WHAT IS REQUIRED
All lines from the one with "Give me the" to the end of the entries below must be written out exactly. Leave out any other line.

Data records for software interfaces:

Content starts

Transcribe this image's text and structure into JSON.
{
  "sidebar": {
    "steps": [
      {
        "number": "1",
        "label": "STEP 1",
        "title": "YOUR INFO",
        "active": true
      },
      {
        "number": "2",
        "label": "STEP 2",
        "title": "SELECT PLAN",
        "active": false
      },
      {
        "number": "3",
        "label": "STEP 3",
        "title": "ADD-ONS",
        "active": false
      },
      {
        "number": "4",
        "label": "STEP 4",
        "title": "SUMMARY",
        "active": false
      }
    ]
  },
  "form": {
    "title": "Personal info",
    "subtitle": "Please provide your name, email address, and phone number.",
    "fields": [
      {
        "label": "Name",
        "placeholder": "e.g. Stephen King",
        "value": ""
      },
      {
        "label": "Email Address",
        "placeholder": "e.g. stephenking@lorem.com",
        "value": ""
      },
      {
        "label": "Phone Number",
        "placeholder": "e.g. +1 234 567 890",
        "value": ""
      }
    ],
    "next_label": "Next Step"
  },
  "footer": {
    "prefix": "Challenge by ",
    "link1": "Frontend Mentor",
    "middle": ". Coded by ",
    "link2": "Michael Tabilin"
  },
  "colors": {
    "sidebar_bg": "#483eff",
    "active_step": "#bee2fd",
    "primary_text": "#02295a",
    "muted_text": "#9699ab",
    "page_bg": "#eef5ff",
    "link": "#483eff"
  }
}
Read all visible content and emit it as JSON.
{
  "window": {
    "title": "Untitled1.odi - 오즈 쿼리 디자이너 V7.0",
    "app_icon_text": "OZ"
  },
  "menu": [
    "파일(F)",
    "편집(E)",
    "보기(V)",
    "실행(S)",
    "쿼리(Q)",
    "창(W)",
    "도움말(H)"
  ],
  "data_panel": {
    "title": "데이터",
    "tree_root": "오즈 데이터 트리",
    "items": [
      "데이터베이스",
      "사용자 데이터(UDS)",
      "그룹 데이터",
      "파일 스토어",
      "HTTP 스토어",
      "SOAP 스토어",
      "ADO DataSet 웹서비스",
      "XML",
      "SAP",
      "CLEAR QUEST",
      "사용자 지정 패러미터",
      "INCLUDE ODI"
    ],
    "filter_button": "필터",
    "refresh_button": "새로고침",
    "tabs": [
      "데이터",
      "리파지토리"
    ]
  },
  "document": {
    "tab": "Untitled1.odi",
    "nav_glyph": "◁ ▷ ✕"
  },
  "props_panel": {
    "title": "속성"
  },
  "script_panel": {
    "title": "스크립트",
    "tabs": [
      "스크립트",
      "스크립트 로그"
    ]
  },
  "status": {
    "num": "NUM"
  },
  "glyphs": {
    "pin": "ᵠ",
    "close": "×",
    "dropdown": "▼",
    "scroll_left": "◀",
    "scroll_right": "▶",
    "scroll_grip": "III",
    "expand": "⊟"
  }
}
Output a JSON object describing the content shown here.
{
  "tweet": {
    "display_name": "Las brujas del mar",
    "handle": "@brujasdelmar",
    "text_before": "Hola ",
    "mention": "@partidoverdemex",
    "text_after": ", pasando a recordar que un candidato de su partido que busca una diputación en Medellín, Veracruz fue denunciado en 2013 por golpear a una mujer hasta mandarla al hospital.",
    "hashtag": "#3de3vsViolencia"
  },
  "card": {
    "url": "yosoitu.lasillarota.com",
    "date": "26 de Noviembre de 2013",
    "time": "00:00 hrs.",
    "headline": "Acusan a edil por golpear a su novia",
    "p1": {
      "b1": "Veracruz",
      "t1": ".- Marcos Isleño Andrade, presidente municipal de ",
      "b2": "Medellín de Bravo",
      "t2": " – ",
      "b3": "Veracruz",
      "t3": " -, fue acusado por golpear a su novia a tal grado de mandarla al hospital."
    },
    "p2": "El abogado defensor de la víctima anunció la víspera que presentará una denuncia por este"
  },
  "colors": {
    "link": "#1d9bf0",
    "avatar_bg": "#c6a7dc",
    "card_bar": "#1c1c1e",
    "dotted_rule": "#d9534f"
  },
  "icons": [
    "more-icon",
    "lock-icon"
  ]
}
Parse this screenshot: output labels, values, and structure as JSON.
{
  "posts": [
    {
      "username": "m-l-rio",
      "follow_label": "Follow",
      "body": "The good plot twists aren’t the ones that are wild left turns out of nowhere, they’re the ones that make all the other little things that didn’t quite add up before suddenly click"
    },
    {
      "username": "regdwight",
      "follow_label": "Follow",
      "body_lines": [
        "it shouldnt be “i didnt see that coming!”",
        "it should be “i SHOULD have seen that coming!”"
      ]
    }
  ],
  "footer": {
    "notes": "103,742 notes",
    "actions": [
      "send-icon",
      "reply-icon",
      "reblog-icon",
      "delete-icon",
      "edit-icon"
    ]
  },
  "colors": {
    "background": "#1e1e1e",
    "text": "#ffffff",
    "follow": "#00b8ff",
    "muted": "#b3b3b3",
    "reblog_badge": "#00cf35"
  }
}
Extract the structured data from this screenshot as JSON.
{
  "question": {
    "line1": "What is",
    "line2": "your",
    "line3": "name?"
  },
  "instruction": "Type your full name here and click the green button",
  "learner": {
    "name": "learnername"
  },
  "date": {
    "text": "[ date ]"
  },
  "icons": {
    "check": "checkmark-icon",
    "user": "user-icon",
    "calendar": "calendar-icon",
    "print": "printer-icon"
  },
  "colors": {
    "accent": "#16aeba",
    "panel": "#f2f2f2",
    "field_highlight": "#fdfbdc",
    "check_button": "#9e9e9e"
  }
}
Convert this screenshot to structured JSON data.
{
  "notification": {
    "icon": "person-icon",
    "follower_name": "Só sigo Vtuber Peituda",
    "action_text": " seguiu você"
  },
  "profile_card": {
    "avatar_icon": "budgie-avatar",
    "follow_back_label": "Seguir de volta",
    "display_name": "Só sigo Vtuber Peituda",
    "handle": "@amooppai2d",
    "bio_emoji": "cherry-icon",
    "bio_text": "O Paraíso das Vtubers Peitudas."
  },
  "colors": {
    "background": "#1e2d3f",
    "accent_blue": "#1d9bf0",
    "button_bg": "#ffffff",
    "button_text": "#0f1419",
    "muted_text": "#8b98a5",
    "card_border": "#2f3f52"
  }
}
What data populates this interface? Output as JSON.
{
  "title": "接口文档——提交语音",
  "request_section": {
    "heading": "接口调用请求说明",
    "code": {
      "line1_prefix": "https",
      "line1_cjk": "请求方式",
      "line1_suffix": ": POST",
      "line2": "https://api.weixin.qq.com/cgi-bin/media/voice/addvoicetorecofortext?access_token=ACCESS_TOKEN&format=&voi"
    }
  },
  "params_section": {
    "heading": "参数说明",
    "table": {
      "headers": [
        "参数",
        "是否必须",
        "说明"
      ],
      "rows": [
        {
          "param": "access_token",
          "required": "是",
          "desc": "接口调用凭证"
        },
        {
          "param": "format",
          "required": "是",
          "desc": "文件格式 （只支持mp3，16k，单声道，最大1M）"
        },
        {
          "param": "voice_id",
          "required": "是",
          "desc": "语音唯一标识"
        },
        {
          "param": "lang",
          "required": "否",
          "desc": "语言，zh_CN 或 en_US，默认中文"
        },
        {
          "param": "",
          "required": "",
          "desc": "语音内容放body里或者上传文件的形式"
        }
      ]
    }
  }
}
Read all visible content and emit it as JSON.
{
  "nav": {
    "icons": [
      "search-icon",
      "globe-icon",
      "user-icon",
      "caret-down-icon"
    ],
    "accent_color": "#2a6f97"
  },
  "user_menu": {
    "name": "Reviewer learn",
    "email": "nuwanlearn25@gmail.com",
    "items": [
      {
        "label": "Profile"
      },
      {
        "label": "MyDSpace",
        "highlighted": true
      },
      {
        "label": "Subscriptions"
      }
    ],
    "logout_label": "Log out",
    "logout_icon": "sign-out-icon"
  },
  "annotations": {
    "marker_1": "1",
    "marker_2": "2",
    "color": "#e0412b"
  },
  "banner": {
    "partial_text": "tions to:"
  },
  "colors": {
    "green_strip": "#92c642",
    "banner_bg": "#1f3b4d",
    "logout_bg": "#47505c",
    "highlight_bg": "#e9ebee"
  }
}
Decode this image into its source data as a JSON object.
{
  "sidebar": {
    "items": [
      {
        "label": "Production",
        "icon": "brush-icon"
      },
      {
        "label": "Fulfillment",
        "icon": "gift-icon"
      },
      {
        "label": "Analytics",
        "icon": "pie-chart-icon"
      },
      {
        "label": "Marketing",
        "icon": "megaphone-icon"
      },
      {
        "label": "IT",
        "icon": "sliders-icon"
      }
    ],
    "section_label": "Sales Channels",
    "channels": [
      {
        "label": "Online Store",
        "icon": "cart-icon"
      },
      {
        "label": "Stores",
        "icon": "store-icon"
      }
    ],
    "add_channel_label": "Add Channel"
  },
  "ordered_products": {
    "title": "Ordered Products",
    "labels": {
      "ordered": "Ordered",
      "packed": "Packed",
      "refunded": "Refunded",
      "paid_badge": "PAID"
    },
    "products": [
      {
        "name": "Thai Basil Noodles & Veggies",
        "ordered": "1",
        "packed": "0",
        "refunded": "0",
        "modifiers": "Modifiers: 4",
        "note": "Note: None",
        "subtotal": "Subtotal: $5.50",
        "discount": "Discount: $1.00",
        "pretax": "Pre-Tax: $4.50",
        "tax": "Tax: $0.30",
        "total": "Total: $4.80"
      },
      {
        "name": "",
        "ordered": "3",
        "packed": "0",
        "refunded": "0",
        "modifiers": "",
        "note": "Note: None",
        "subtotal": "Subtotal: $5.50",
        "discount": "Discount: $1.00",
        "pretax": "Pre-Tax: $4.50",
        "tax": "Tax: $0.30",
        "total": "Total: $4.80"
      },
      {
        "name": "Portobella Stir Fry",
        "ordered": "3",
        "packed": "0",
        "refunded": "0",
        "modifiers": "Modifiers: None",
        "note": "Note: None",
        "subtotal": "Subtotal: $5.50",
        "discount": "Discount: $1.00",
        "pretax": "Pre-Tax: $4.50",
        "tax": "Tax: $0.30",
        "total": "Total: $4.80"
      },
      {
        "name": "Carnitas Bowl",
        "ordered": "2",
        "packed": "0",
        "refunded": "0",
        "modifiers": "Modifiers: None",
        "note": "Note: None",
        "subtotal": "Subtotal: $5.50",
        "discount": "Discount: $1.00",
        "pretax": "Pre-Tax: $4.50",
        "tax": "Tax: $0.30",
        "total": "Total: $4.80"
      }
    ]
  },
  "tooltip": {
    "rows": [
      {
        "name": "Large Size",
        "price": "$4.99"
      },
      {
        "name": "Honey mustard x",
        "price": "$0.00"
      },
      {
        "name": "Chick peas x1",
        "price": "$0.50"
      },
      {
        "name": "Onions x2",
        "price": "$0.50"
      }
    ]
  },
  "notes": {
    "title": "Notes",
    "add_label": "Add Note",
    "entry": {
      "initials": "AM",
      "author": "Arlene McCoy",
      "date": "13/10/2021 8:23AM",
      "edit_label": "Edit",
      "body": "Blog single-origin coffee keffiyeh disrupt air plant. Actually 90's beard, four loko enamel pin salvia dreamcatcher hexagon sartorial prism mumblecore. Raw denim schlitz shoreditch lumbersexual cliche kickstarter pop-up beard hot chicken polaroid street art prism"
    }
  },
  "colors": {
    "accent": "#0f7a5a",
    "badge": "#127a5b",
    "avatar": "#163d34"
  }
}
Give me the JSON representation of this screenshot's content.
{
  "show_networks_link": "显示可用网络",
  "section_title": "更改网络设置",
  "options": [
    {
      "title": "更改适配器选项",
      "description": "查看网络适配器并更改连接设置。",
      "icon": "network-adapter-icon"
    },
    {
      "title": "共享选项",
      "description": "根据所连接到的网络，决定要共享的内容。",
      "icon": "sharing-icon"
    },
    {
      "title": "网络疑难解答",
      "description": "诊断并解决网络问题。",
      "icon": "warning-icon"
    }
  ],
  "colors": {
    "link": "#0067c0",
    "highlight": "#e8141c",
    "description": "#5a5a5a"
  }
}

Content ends

EXERCISE RESPONSE
Give me the JSON representation of this screenshot's content.
{
  "show_networks_link": "显示可用网络",
  "section_title": "更改网络设置",
  "options": [
    {
      "title": "更改适配器选项",
      "description": "查看网络适配器并更改连接设置。",
      "icon": "network-adapter-icon"
    },
    {
      "title": "共享选项",
      "description": "根据所连接到的网络，决定要共享的内容。",
      "icon": "sharing-icon"
    },
    {
      "title": "网络疑难解答",
      "description": "诊断并解决网络问题。",
      "icon": "warning-icon"
    }
  ],
  "colors": {
    "link": "#0067c0",
    "highlight": "#e8141c",
    "description": "#5a5a5a"
  }
}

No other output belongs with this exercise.